── SOURCE MATERIAL ──

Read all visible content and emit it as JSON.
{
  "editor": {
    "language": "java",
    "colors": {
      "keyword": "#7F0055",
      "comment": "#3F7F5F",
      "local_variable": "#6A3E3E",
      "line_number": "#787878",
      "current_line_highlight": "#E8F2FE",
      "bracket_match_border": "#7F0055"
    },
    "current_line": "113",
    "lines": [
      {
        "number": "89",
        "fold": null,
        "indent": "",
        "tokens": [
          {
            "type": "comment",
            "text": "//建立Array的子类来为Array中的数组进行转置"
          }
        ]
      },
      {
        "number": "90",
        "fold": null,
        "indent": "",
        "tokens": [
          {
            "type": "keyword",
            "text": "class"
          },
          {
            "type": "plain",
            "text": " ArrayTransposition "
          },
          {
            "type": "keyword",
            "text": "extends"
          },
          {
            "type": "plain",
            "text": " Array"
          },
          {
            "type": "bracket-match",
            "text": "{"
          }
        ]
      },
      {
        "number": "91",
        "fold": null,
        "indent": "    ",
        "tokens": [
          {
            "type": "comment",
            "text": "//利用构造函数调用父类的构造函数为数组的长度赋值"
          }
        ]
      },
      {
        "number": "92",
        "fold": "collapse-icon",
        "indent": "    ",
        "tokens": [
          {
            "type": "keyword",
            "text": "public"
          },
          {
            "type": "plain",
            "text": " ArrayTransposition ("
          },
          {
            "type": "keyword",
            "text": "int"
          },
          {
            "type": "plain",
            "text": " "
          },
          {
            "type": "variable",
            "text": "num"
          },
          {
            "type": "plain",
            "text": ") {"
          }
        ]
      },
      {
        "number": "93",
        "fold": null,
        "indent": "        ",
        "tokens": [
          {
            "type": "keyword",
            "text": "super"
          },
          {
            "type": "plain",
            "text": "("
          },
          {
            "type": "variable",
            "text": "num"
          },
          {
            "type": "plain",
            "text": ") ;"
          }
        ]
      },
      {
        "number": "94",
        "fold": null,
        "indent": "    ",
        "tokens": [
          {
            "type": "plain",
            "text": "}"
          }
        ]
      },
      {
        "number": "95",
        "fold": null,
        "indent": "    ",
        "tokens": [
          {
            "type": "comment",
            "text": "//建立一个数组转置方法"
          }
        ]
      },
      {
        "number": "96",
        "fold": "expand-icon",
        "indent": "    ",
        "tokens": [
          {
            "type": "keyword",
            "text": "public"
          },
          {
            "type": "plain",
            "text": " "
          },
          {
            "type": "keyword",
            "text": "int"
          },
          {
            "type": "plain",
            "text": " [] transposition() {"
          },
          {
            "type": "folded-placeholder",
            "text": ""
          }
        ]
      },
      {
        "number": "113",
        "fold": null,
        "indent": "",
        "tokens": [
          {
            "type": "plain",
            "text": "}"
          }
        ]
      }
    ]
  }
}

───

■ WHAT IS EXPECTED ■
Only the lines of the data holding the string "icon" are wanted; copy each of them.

■ RESPONSE TO THE EXERCISE ■
        "fold": "collapse-icon",
        "fold": "expand-icon",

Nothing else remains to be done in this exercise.